— PROVIDED MATERIAL —
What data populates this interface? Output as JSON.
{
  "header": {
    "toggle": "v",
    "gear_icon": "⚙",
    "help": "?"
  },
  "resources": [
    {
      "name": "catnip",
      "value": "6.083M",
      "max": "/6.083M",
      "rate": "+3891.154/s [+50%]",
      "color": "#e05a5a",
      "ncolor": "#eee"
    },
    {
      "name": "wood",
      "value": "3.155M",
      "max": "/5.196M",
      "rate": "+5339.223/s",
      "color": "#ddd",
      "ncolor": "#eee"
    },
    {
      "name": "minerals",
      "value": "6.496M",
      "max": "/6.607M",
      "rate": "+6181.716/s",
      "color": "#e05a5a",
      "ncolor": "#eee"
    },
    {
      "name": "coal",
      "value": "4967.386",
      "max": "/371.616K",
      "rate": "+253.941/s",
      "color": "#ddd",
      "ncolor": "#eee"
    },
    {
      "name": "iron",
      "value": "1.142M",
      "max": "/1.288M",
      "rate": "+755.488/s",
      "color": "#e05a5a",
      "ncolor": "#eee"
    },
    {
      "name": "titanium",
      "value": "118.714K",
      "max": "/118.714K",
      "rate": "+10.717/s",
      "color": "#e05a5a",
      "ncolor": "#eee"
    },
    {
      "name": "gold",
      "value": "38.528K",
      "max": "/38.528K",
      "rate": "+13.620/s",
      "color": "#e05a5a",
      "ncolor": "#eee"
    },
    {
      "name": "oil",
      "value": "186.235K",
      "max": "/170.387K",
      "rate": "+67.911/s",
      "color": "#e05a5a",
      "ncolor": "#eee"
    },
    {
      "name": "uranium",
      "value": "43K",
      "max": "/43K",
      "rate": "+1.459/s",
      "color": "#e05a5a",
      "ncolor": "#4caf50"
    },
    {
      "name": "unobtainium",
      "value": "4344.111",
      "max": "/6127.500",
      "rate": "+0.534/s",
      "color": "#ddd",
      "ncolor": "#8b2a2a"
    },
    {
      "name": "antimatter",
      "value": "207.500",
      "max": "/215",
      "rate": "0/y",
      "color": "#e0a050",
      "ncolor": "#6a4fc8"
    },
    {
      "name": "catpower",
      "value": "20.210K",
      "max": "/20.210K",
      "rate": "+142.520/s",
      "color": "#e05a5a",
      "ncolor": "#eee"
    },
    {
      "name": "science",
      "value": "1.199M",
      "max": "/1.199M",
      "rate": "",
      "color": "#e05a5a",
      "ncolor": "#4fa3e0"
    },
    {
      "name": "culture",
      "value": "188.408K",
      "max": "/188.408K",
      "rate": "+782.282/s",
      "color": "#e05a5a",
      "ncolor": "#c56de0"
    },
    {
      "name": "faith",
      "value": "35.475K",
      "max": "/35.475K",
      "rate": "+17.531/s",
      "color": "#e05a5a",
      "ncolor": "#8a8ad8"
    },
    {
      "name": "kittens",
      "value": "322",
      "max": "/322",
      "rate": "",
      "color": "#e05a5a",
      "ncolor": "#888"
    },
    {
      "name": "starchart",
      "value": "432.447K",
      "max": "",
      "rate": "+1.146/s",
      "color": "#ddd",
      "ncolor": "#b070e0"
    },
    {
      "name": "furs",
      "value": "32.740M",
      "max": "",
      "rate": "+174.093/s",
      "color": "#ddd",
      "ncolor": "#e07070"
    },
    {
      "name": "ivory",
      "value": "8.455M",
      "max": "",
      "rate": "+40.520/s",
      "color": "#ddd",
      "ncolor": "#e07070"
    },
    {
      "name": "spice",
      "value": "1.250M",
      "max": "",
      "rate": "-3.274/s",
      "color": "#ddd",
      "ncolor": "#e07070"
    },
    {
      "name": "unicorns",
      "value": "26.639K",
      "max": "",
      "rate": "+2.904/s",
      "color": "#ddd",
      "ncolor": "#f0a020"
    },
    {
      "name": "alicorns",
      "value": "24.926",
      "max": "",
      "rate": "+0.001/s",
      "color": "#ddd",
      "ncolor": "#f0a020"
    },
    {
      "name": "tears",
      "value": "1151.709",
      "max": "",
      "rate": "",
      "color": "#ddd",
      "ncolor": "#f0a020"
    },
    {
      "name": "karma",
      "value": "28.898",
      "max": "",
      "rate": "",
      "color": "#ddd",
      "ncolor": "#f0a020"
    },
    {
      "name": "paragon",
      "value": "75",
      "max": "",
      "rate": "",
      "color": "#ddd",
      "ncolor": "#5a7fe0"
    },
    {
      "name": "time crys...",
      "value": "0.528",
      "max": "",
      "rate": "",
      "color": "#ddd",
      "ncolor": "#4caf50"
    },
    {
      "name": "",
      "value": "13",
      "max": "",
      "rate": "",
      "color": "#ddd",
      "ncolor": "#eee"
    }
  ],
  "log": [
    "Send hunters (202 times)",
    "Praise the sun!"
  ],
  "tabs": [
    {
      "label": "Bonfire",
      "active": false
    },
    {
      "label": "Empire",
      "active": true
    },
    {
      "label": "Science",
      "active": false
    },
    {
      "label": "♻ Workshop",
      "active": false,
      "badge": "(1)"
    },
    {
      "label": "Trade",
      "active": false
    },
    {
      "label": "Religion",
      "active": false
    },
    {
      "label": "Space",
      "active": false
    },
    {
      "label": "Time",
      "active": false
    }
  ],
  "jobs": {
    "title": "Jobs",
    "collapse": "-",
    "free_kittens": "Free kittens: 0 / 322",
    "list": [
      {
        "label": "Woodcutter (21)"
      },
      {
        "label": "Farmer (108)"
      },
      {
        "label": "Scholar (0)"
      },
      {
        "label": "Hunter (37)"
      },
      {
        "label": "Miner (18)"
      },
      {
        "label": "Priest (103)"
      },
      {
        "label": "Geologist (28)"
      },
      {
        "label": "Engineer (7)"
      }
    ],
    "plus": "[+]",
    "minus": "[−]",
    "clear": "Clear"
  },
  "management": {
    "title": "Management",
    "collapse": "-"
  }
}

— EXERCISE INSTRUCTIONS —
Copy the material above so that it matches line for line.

— SOLUTION —
What data populates this interface? Output as JSON.
{
  "header": {
    "toggle": "v",
    "gear_icon": "⚙",
    "help": "?"
  },
  "resources": [
    {
      "name": "catnip",
      "value": "6.083M",
      "max": "/6.083M",
      "rate": "+3891.154/s [+50%]",
      "color": "#e05a5a",
      "ncolor": "#eee"
    },
    {
      "name": "wood",
      "value": "3.155M",
      "max": "/5.196M",
      "rate": "+5339.223/s",
      "color": "#ddd",
      "ncolor": "#eee"
    },
    {
      "name": "minerals",
      "value": "6.496M",
      "max": "/6.607M",
      "rate": "+6181.716/s",
      "color": "#e05a5a",
      "ncolor": "#eee"
    },
    {
      "name": "coal",
      "value": "4967.386",
      "max": "/371.616K",
      "rate": "+253.941/s",
      "color": "#ddd",
      "ncolor": "#eee"
    },
    {
      "name": "iron",
      "value": "1.142M",
      "max": "/1.288M",
      "rate": "+755.488/s",
      "color": "#e05a5a",
      "ncolor": "#eee"
    },
    {
      "name": "titanium",
      "value": "118.714K",
      "max": "/118.714K",
      "rate": "+10.717/s",
      "color": "#e05a5a",
      "ncolor": "#eee"
    },
    {
      "name": "gold",
      "value": "38.528K",
      "max": "/38.528K",
      "rate": "+13.620/s",
      "color": "#e05a5a",
      "ncolor": "#eee"
    },
    {
      "name": "oil",
      "value": "186.235K",
      "max": "/170.387K",
      "rate": "+67.911/s",
      "color": "#e05a5a",
      "ncolor": "#eee"
    },
    {
      "name": "uranium",
      "value": "43K",
      "max": "/43K",
      "rate": "+1.459/s",
      "color": "#e05a5a",
      "ncolor": "#4caf50"
    },
    {
      "name": "unobtainium",
      "value": "4344.111",
      "max": "/6127.500",
      "rate": "+0.534/s",
      "color": "#ddd",
      "ncolor": "#8b2a2a"
    },
    {
      "name": "antimatter",
      "value": "207.500",
      "max": "/215",
      "rate": "0/y",
      "color": "#e0a050",
      "ncolor": "#6a4fc8"
    },
    {
      "name": "catpower",
      "value": "20.210K",
      "max": "/20.210K",
      "rate": "+142.520/s",
      "color": "#e05a5a",
      "ncolor": "#eee"
    },
    {
      "name": "science",
      "value": "1.199M",
      "max": "/1.199M",
      "rate": "",
      "color": "#e05a5a",
      "ncolor": "#4fa3e0"
    },
    {
      "name": "culture",
      "value": "188.408K",
      "max": "/188.408K",
      "rate": "+782.282/s",
      "color": "#e05a5a",
      "ncolor": "#c56de0"
    },
    {
      "name": "faith",
      "value": "35.475K",
      "max": "/35.475K",
      "rate": "+17.531/s",
      "color": "#e05a5a",
      "ncolor": "#8a8ad8"
    },
    {
      "name": "kittens",
      "value": "322",
      "max": "/322",
      "rate": "",
      "color": "#e05a5a",
      "ncolor": "#888"
    },
    {
      "name": "starchart",
      "value": "432.447K",
      "max": "",
      "rate": "+1.146/s",
      "color": "#ddd",
      "ncolor": "#b070e0"
    },
    {
      "name": "furs",
      "value": "32.740M",
      "max": "",
      "rate": "+174.093/s",
      "color": "#ddd",
      "ncolor": "#e07070"
    },
    {
      "name": "ivory",
      "value": "8.455M",
      "max": "",
      "rate": "+40.520/s",
      "color": "#ddd",
      "ncolor": "#e07070"
    },
    {
      "name": "spice",
      "value": "1.250M",
      "max": "",
      "rate": "-3.274/s",
      "color": "#ddd",
      "ncolor": "#e07070"
    },
    {
      "name": "unicorns",
      "value": "26.639K",
      "max": "",
      "rate": "+2.904/s",
      "color": "#ddd",
      "ncolor": "#f0a020"
    },
    {
      "name": "alicorns",
      "value": "24.926",
      "max": "",
      "rate": "+0.001/s",
      "color": "#ddd",
      "ncolor": "#f0a020"
    },
    {
      "name": "tears",
      "value": "1151.709",
      "max": "",
      "rate": "",
      "color": "#ddd",
      "ncolor": "#f0a020"
    },
    {
      "name": "karma",
      "value": "28.898",
      "max": "",
      "rate": "",
      "color": "#ddd",
      "ncolor": "#f0a020"
    },
    {
      "name": "paragon",
      "value": "75",
      "max": "",
      "rate": "",
      "color": "#ddd",
      "ncolor": "#5a7fe0"
    },
    {
      "name": "time crys...",
      "value": "0.528",
      "max": "",
      "rate": "",
      "color": "#ddd",
      "ncolor": "#4caf50"
    },
    {
      "name": "",
      "value": "13",
      "max": "",
      "rate": "",
      "color": "#ddd",
      "ncolor": "#eee"
    }
  ],
  "log": [
    "Send hunters (202 times)",
    "Praise the sun!"
  ],
  "tabs": [
    {
      "label": "Bonfire",
      "active": false
    },
    {
      "label": "Empire",
      "active": true
    },
    {
      "label": "Science",
      "active": false
    },
    {
      "label": "♻ Workshop",
      "active": false,
      "badge": "(1)"
    },
    {
      "label": "Trade",
      "active": false
    },
    {
      "label": "Religion",
      "active": false
    },
    {
      "label": "Space",
      "active": false
    },
    {
      "label": "Time",
      "active": false
    }
  ],
  "jobs": {
    "title": "Jobs",
    "collapse": "-",
    "free_kittens": "Free kittens: 0 / 322",
    "list": [
      {
        "label": "Woodcutter (21)"
      },
      {
        "label": "Farmer (108)"
      },
      {
        "label": "Scholar (0)"
      },
      {
        "label": "Hunter (37)"
      },
      {
        "label": "Miner (18)"
      },
      {
        "label": "Priest (103)"
      },
      {
        "label": "Geologist (28)"
      },
      {
        "label": "Engineer (7)"
      }
    ],
    "plus": "[+]",
    "minus": "[−]",
    "clear": "Clear"
  },
  "management": {
    "title": "Management",
    "collapse": "-"
  }
}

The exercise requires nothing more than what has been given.